It is also more expensive to live here, noted O’Brien and others. Recently released statistics from the state and other sources show that prices to buy a home or to rent somewhere to live have been gaining.

This past week’s state report shows that more than 500 single-family residential building permits were approved in Wyoming in 2022’s first three months. That compares to 408 in the first quarter of 2021 and 267 for that same period in 2020. The latest figure set a record, at least dating back to 2010, according to Bainer.

“The 542 single family housing units permitted through the end of March 2022 is quite a bit above average,” he said.

Such brisk demand for housing has translated into rising prices in our city, our county and in the state overall.

In the portion of Laramie County that is outside the city of Cheyenne, for instance, homes, on average, have been above the half-a-million-dollar mark for their selling prices.

Factors like inflation have prompted employers to raise what they pay, businesses and experts say.

“I think that everybody has raised their wages, including us,” said Little America’s O’Brien.

He noted that, in such a competitive market for finding employees, it’s important to have a workplace that itself attracts and retains staff, what he called a good work environment and culture.

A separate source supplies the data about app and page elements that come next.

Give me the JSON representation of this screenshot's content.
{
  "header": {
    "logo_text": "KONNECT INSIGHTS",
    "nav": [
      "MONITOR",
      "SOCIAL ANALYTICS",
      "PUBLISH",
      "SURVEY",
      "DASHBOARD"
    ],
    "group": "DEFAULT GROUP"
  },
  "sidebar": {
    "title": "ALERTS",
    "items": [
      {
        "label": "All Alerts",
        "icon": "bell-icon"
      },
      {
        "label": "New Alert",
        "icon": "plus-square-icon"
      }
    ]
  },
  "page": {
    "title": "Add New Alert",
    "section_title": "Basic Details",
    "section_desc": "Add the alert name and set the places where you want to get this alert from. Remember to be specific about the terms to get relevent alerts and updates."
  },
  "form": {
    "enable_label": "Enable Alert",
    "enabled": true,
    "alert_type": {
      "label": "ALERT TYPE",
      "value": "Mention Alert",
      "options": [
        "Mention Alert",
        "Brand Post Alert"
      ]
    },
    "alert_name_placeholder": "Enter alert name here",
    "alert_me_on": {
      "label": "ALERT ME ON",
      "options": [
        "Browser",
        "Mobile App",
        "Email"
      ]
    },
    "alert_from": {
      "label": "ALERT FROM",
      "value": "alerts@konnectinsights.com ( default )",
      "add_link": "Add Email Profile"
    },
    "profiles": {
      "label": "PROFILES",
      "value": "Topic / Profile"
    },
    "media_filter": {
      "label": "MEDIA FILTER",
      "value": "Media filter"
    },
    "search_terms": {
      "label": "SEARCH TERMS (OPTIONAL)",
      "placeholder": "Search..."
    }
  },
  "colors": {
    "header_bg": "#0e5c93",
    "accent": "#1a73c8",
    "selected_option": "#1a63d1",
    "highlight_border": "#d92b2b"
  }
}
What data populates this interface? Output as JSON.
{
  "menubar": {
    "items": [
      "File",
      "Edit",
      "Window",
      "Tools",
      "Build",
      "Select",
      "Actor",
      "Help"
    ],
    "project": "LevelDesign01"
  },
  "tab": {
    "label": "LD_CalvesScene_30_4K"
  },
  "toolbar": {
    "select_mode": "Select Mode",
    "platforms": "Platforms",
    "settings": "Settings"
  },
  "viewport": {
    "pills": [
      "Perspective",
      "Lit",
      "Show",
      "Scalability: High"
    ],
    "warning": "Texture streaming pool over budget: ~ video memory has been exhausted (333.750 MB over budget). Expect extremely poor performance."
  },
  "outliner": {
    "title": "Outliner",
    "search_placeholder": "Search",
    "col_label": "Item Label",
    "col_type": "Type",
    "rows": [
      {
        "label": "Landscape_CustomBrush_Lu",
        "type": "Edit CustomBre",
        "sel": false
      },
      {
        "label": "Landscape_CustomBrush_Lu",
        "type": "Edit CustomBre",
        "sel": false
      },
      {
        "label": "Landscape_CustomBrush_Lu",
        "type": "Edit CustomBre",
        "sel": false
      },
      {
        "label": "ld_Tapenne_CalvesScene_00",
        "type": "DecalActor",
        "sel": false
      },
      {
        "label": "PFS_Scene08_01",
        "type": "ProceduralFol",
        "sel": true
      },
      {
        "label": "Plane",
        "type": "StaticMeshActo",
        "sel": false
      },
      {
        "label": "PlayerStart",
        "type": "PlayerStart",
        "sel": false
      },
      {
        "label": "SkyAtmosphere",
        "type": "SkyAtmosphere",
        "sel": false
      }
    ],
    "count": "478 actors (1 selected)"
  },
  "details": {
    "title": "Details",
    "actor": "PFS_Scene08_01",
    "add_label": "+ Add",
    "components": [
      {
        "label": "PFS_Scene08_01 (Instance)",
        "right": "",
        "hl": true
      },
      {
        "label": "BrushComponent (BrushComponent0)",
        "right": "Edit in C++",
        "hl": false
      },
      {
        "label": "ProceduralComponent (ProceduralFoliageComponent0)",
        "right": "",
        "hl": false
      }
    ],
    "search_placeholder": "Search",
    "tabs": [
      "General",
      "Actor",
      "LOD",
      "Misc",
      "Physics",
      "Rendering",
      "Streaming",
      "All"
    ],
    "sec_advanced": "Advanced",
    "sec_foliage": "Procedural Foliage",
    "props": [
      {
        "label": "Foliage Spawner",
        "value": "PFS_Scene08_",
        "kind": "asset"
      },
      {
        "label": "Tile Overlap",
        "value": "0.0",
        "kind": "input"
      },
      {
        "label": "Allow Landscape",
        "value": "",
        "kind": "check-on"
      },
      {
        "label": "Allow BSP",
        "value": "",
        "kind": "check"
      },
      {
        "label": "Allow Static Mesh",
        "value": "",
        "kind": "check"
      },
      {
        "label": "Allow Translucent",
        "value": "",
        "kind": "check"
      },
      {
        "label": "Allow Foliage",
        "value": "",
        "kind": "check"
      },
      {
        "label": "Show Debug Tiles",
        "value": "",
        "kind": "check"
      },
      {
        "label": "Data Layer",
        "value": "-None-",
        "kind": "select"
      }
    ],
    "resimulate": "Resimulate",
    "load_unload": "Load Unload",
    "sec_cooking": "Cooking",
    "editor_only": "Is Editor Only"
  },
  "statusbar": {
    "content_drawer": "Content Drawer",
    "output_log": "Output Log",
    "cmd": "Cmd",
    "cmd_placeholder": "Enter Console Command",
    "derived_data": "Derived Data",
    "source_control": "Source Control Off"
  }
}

This, along with a slightly better market for those doing the hiring compared with the height of resignations last year, has helped, he said.

“We’re still looking for people and it’s challenging, but many businesses have at least built up staff levels to a point that we’re not bleeding out every day,” he said.

A locally-based business, Taco John’s, also has been raising pay, making sure its benefits are attractive and trying to be a place where people want to work.

The restaurant, drive-through/pickup and food delivery-app restaurant chain is “providing a fun and fulfilling work environment,” said Chief Marketing Officer Barry Westrum.

“Wage-rate escalation has really gone on for over a year now. As businesses reopened, you just had this gap in terms of the number of employees available” versus what employers needed, and “it’s all across retail,” Westrum said by phone from Minneapolis, where the company has opened a satellite office as part of growth plans. “We’ve been wrestling with it,” and “it’s really putting the employee in the driver’s seat.”

Like other businesses, not to mention consumers, the chain is dealing with higher food prices. Increasing commodity costs for things like cheese and meat means that “we keep a very close eye on the price increases we need to take in order to cover the increased costs, but also to make sure our consumer is willing and able to pay,” Westrum said Friday. “So far, we think we’re doing a good job at it. But we believe that this situation isn’t going away anytime soon.

“Whether you’re McDonald’s or Taco Bell or Burger King or the like, everybody seems to be saying the same thing. The conditions we’re seeing in the economy and in our business are (largely) not geographic,” the executive said. “The consumer concern with inflation and particularly lower-income consumers is affecting traffic in our industry.”

This has translated into some consumers who earn less cutting back on purchases, even as drive-through traffic booms.

Total revenue at Taco John’s has been hitting records, and it is expanding into additional Western states like Arizona, Texas and Utah and moving into the eastern U.S.

As Westrum put it, “Value and convenience, I think that consumers have rediscovered that.”

Let us know what you think!